• What you should do: The entries are to be repeated exactly, with all pictures omitted.

*** Exercise input

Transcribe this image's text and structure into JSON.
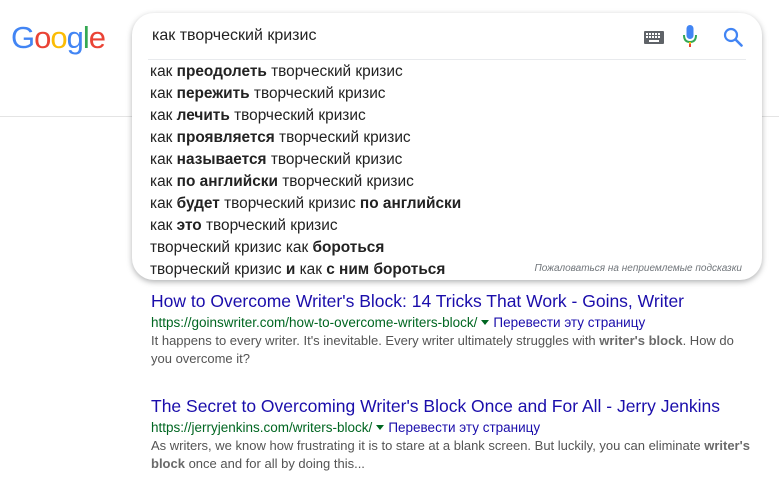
{
  "logo": {
    "letters": [
      {
        "ch": "G",
        "color": "#4285F4"
      },
      {
        "ch": "o",
        "color": "#EA4335"
      },
      {
        "ch": "o",
        "color": "#FBBC05"
      },
      {
        "ch": "g",
        "color": "#4285F4"
      },
      {
        "ch": "l",
        "color": "#34A853"
      },
      {
        "ch": "e",
        "color": "#EA4335"
      }
    ]
  },
  "search": {
    "query": "как творческий кризис"
  },
  "suggestions": [
    [
      {
        "t": "как ",
        "b": false
      },
      {
        "t": "преодолеть",
        "b": true
      },
      {
        "t": " творческий кризис",
        "b": false
      }
    ],
    [
      {
        "t": "как ",
        "b": false
      },
      {
        "t": "пережить",
        "b": true
      },
      {
        "t": " творческий кризис",
        "b": false
      }
    ],
    [
      {
        "t": "как ",
        "b": false
      },
      {
        "t": "лечить",
        "b": true
      },
      {
        "t": " творческий кризис",
        "b": false
      }
    ],
    [
      {
        "t": "как ",
        "b": false
      },
      {
        "t": "проявляется",
        "b": true
      },
      {
        "t": " творческий кризис",
        "b": false
      }
    ],
    [
      {
        "t": "как ",
        "b": false
      },
      {
        "t": "называется",
        "b": true
      },
      {
        "t": " творческий кризис",
        "b": false
      }
    ],
    [
      {
        "t": "как ",
        "b": false
      },
      {
        "t": "по английски",
        "b": true
      },
      {
        "t": " творческий кризис",
        "b": false
      }
    ],
    [
      {
        "t": "как ",
        "b": false
      },
      {
        "t": "будет",
        "b": true
      },
      {
        "t": " творческий кризис ",
        "b": false
      },
      {
        "t": "по английски",
        "b": true
      }
    ],
    [
      {
        "t": "как ",
        "b": false
      },
      {
        "t": "это",
        "b": true
      },
      {
        "t": " творческий кризис",
        "b": false
      }
    ],
    [
      {
        "t": "творческий кризис как ",
        "b": false
      },
      {
        "t": "бороться",
        "b": true
      }
    ],
    [
      {
        "t": "творческий кризис ",
        "b": false
      },
      {
        "t": "и",
        "b": true
      },
      {
        "t": " как ",
        "b": false
      },
      {
        "t": "с ним бороться",
        "b": true
      }
    ]
  ],
  "report_link": "Пожаловаться на неприемлемые подсказки",
  "results": [
    {
      "title": "How to Overcome Writer's Block: 14 Tricks That Work - Goins, Writer",
      "url": "https://goinswriter.com/how-to-overcome-writers-block/",
      "translate": "Перевести эту страницу",
      "snippet": [
        {
          "t": "It happens to every writer. It's inevitable. Every writer ultimately struggles with ",
          "b": false
        },
        {
          "t": "writer's block",
          "b": true
        },
        {
          "t": ". How do you overcome it?",
          "b": false
        }
      ]
    },
    {
      "title": "The Secret to Overcoming Writer's Block Once and For All - Jerry Jenkins",
      "url": "https://jerryjenkins.com/writers-block/",
      "translate": "Перевести эту страницу",
      "snippet": [
        {
          "t": "As writers, we know how frustrating it is to stare at a blank screen. But luckily, you can eliminate ",
          "b": false
        },
        {
          "t": "writer's block",
          "b": true
        },
        {
          "t": " once and for all by doing this...",
          "b": false
        }
      ]
    }
  ]
}
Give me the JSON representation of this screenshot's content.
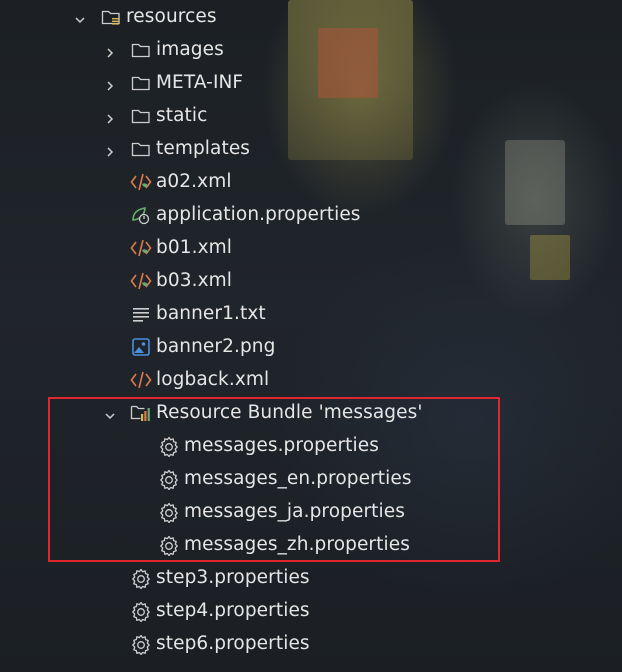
{
  "tree": {
    "items": [
      {
        "label": "resources",
        "icon": "resources-folder-icon",
        "expanded": true
      },
      {
        "label": "images",
        "icon": "folder-icon",
        "expanded": false
      },
      {
        "label": "META-INF",
        "icon": "folder-icon",
        "expanded": false
      },
      {
        "label": "static",
        "icon": "folder-icon",
        "expanded": false
      },
      {
        "label": "templates",
        "icon": "folder-icon",
        "expanded": false
      },
      {
        "label": "a02.xml",
        "icon": "xml-file-icon"
      },
      {
        "label": "application.properties",
        "icon": "spring-properties-icon"
      },
      {
        "label": "b01.xml",
        "icon": "xml-file-icon"
      },
      {
        "label": "b03.xml",
        "icon": "xml-file-icon"
      },
      {
        "label": "banner1.txt",
        "icon": "text-file-icon"
      },
      {
        "label": "banner2.png",
        "icon": "image-file-icon"
      },
      {
        "label": "logback.xml",
        "icon": "xml-file-icon"
      },
      {
        "label": "Resource Bundle 'messages'",
        "icon": "resource-bundle-icon",
        "expanded": true
      },
      {
        "label": "messages.properties",
        "icon": "gear-icon"
      },
      {
        "label": "messages_en.properties",
        "icon": "gear-icon"
      },
      {
        "label": "messages_ja.properties",
        "icon": "gear-icon"
      },
      {
        "label": "messages_zh.properties",
        "icon": "gear-icon"
      },
      {
        "label": "step3.properties",
        "icon": "gear-icon"
      },
      {
        "label": "step4.properties",
        "icon": "gear-icon"
      },
      {
        "label": "step6.properties",
        "icon": "gear-icon"
      }
    ]
  },
  "colors": {
    "highlight_border": "#e0262e",
    "xml_icon": "#e07a4a",
    "image_icon": "#4a8fe0",
    "spring_icon": "#6aab73",
    "text": "#e6e6e6"
  }
}
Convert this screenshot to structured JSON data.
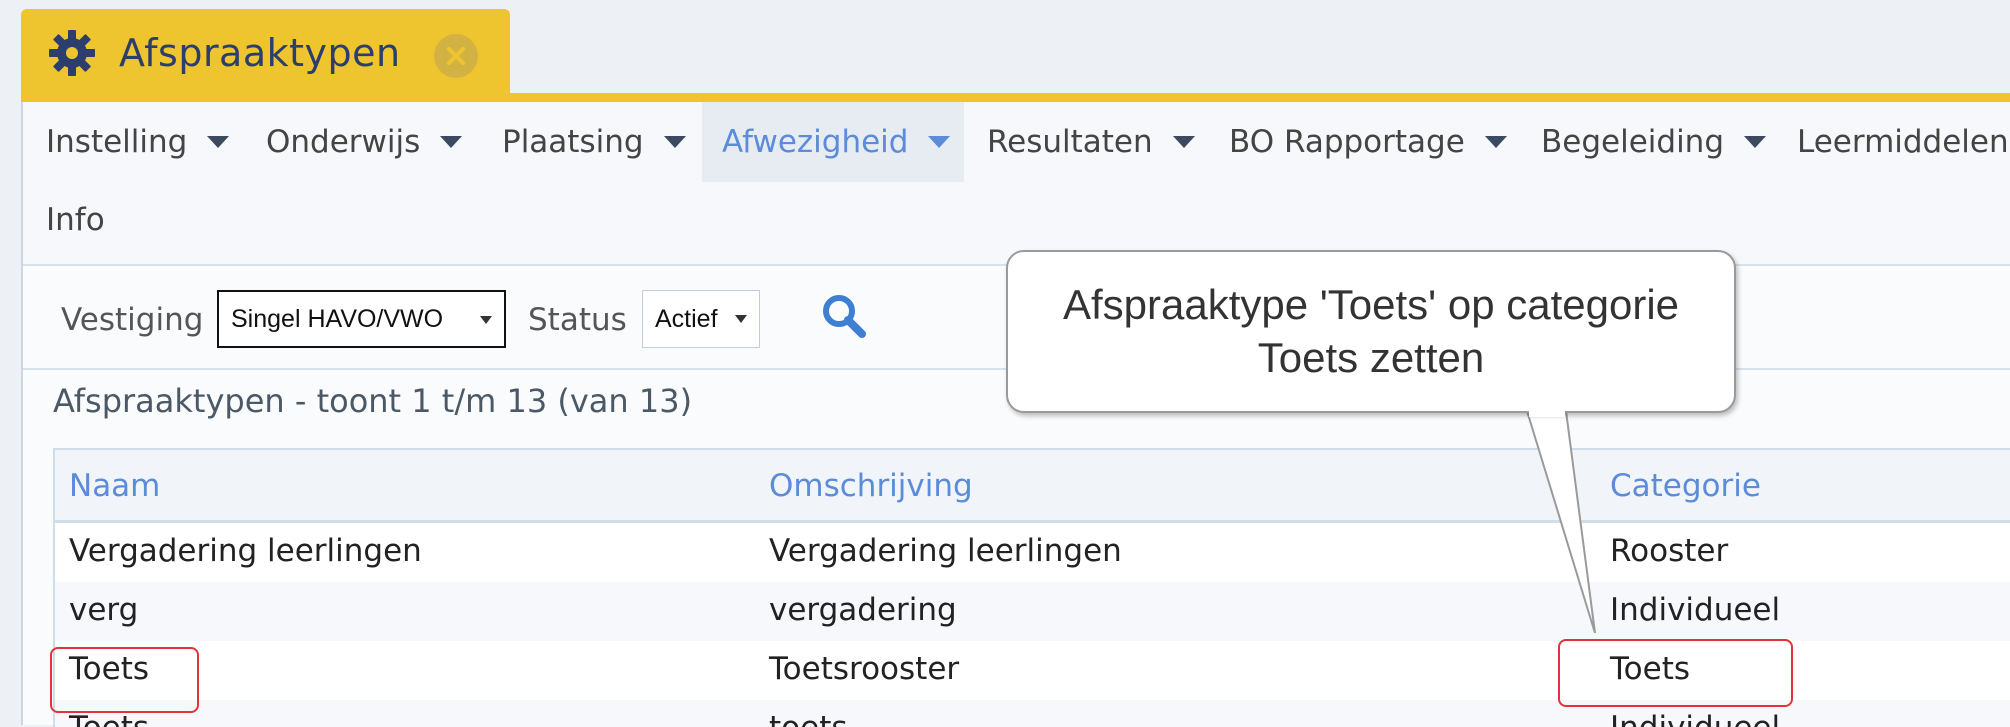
{
  "tab": {
    "title": "Afspraaktypen",
    "icon": "gear-icon",
    "close_icon": "close-circle-icon"
  },
  "colors": {
    "accent_yellow": "#eec52f",
    "link_blue": "#5b8bd9",
    "highlight_red": "#e2333b"
  },
  "menu": {
    "items": [
      {
        "label": "Instelling",
        "has_dropdown": true
      },
      {
        "label": "Onderwijs",
        "has_dropdown": true
      },
      {
        "label": "Plaatsing",
        "has_dropdown": true
      },
      {
        "label": "Afwezigheid",
        "has_dropdown": true,
        "active": true
      },
      {
        "label": "Resultaten",
        "has_dropdown": true
      },
      {
        "label": "BO Rapportage",
        "has_dropdown": true
      },
      {
        "label": "Begeleiding",
        "has_dropdown": true
      },
      {
        "label": "Leermiddelen",
        "has_dropdown": false
      }
    ],
    "second_row": [
      {
        "label": "Info"
      }
    ]
  },
  "filter": {
    "vestiging_label": "Vestiging",
    "vestiging_value": "Singel HAVO/VWO",
    "status_label": "Status",
    "status_value": "Actief",
    "search_icon": "search-icon"
  },
  "list": {
    "title": "Afspraaktypen - toont 1 t/m 13 (van 13)",
    "columns": [
      "Naam",
      "Omschrijving",
      "Categorie"
    ],
    "rows": [
      {
        "naam": "Vergadering leerlingen",
        "omschrijving": "Vergadering leerlingen",
        "categorie": "Rooster"
      },
      {
        "naam": "verg",
        "omschrijving": "vergadering",
        "categorie": "Individueel"
      },
      {
        "naam": "Toets",
        "omschrijving": "Toetsrooster",
        "categorie": "Toets"
      },
      {
        "naam": "Toets",
        "omschrijving": "toets",
        "categorie": "Individueel"
      }
    ]
  },
  "callout": {
    "text": "Afspraaktype 'Toets' op categorie Toets  zetten"
  }
}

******

• Answer to the problem:
Transcribe this image's text and structure into JSON.
{
  "logo": {
    "letters": [
      {
        "ch": "G",
        "color": "#4285F4"
      },
      {
        "ch": "o",
        "color": "#EA4335"
      },
      {
        "ch": "o",
        "color": "#FBBC05"
      },
      {
        "ch": "g",
        "color": "#4285F4"
      },
      {
        "ch": "l",
        "color": "#34A853"
      },
      {
        "ch": "e",
        "color": "#EA4335"
      }
    ]
  },
  "search": {
    "query": "как творческий кризис"
  },
  "suggestions": [
    [
      {
        "t": "как ",
        "b": false
      },
      {
        "t": "преодолеть",
        "b": true
      },
      {
        "t": " творческий кризис",
        "b": false
      }
    ],
    [
      {
        "t": "как ",
        "b": false
      },
      {
        "t": "пережить",
        "b": true
      },
      {
        "t": " творческий кризис",
        "b": false
      }
    ],
    [
      {
        "t": "как ",
        "b": false
      },
      {
        "t": "лечить",
        "b": true
      },
      {
        "t": " творческий кризис",
        "b": false
      }
    ],
    [
      {
        "t": "как ",
        "b": false
      },
      {
        "t": "проявляется",
        "b": true
      },
      {
        "t": " творческий кризис",
        "b": false
      }
    ],
    [
      {
        "t": "как ",
        "b": false
      },
      {
        "t": "называется",
        "b": true
      },
      {
        "t": " творческий кризис",
        "b": false
      }
    ],
    [
      {
        "t": "как ",
        "b": false
      },
      {
        "t": "по английски",
        "b": true
      },
      {
        "t": " творческий кризис",
        "b": false
      }
    ],
    [
      {
        "t": "как ",
        "b": false
      },
      {
        "t": "будет",
        "b": true
      },
      {
        "t": " творческий кризис ",
        "b": false
      },
      {
        "t": "по английски",
        "b": true
      }
    ],
    [
      {
        "t": "как ",
        "b": false
      },
      {
        "t": "это",
        "b": true
      },
      {
        "t": " творческий кризис",
        "b": false
      }
    ],
    [
      {
        "t": "творческий кризис как ",
        "b": false
      },
      {
        "t": "бороться",
        "b": true
      }
    ],
    [
      {
        "t": "творческий кризис ",
        "b": false
      },
      {
        "t": "и",
        "b": true
      },
      {
        "t": " как ",
        "b": false
      },
      {
        "t": "с ним бороться",
        "b": true
      }
    ]
  ],
  "report_link": "Пожаловаться на неприемлемые подсказки",
  "results": [
    {
      "title": "How to Overcome Writer's Block: 14 Tricks That Work - Goins, Writer",
      "url": "https://goinswriter.com/how-to-overcome-writers-block/",
      "translate": "Перевести эту страницу",
      "snippet": [
        {
          "t": "It happens to every writer. It's inevitable. Every writer ultimately struggles with ",
          "b": false
        },
        {
          "t": "writer's block",
          "b": true
        },
        {
          "t": ". How do you overcome it?",
          "b": false
        }
      ]
    },
    {
      "title": "The Secret to Overcoming Writer's Block Once and For All - Jerry Jenkins",
      "url": "https://jerryjenkins.com/writers-block/",
      "translate": "Перевести эту страницу",
      "snippet": [
        {
          "t": "As writers, we know how frustrating it is to stare at a blank screen. But luckily, you can eliminate ",
          "b": false
        },
        {
          "t": "writer's block",
          "b": true
        },
        {
          "t": " once and for all by doing this...",
          "b": false
        }
      ]
    }
  ]
}
Give me the JSON representation of this screenshot's content.
{
  "tree": {
    "items": [
      {
        "label": "resources",
        "icon": "resources-folder-icon",
        "expanded": true
      },
      {
        "label": "images",
        "icon": "folder-icon",
        "expanded": false
      },
      {
        "label": "META-INF",
        "icon": "folder-icon",
        "expanded": false
      },
      {
        "label": "static",
        "icon": "folder-icon",
        "expanded": false
      },
      {
        "label": "templates",
        "icon": "folder-icon",
        "expanded": false
      },
      {
        "label": "a02.xml",
        "icon": "xml-file-icon"
      },
      {
        "label": "application.properties",
        "icon": "spring-properties-icon"
      },
      {
        "label": "b01.xml",
        "icon": "xml-file-icon"
      },
      {
        "label": "b03.xml",
        "icon": "xml-file-icon"
      },
      {
        "label": "banner1.txt",
        "icon": "text-file-icon"
      },
      {
        "label": "banner2.png",
        "icon": "image-file-icon"
      },
      {
        "label": "logback.xml",
        "icon": "xml-file-icon"
      },
      {
        "label": "Resource Bundle 'messages'",
        "icon": "resource-bundle-icon",
        "expanded": true
      },
      {
        "label": "messages.properties",
        "icon": "gear-icon"
      },
      {
        "label": "messages_en.properties",
        "icon": "gear-icon"
      },
      {
        "label": "messages_ja.properties",
        "icon": "gear-icon"
      },
      {
        "label": "messages_zh.properties",
        "icon": "gear-icon"
      },
      {
        "label": "step3.properties",
        "icon": "gear-icon"
      },
      {
        "label": "step4.properties",
        "icon": "gear-icon"
      },
      {
        "label": "step6.properties",
        "icon": "gear-icon"
      }
    ]
  },
  "colors": {
    "highlight_border": "#e0262e",
    "xml_icon": "#e07a4a",
    "image_icon": "#4a8fe0",
    "spring_icon": "#6aab73",
    "text": "#e6e6e6"
  }
}
Convert this screenshot to structured JSON data.
{
  "tab": {
    "title": "Afspraaktypen",
    "icon": "gear-icon",
    "close_icon": "close-circle-icon"
  },
  "colors": {
    "accent_yellow": "#eec52f",
    "link_blue": "#5b8bd9",
    "highlight_red": "#e2333b"
  },
  "menu": {
    "items": [
      {
        "label": "Instelling",
        "has_dropdown": true
      },
      {
        "label": "Onderwijs",
        "has_dropdown": true
      },
      {
        "label": "Plaatsing",
        "has_dropdown": true
      },
      {
        "label": "Afwezigheid",
        "has_dropdown": true,
        "active": true
      },
      {
        "label": "Resultaten",
        "has_dropdown": true
      },
      {
        "label": "BO Rapportage",
        "has_dropdown": true
      },
      {
        "label": "Begeleiding",
        "has_dropdown": true
      },
      {
        "label": "Leermiddelen",
        "has_dropdown": false
      }
    ],
    "second_row": [
      {
        "label": "Info"
      }
    ]
  },
  "filter": {
    "vestiging_label": "Vestiging",
    "vestiging_value": "Singel HAVO/VWO",
    "status_label": "Status",
    "status_value": "Actief",
    "search_icon": "search-icon"
  },
  "list": {
    "title": "Afspraaktypen - toont 1 t/m 13 (van 13)",
    "columns": [
      "Naam",
      "Omschrijving",
      "Categorie"
    ],
    "rows": [
      {
        "naam": "Vergadering leerlingen",
        "omschrijving": "Vergadering leerlingen",
        "categorie": "Rooster"
      },
      {
        "naam": "verg",
        "omschrijving": "vergadering",
        "categorie": "Individueel"
      },
      {
        "naam": "Toets",
        "omschrijving": "Toetsrooster",
        "categorie": "Toets"
      },
      {
        "naam": "Toets",
        "omschrijving": "toets",
        "categorie": "Individueel"
      }
    ]
  },
  "callout": {
    "text": "Afspraaktype 'Toets' op categorie Toets  zetten"
  }
}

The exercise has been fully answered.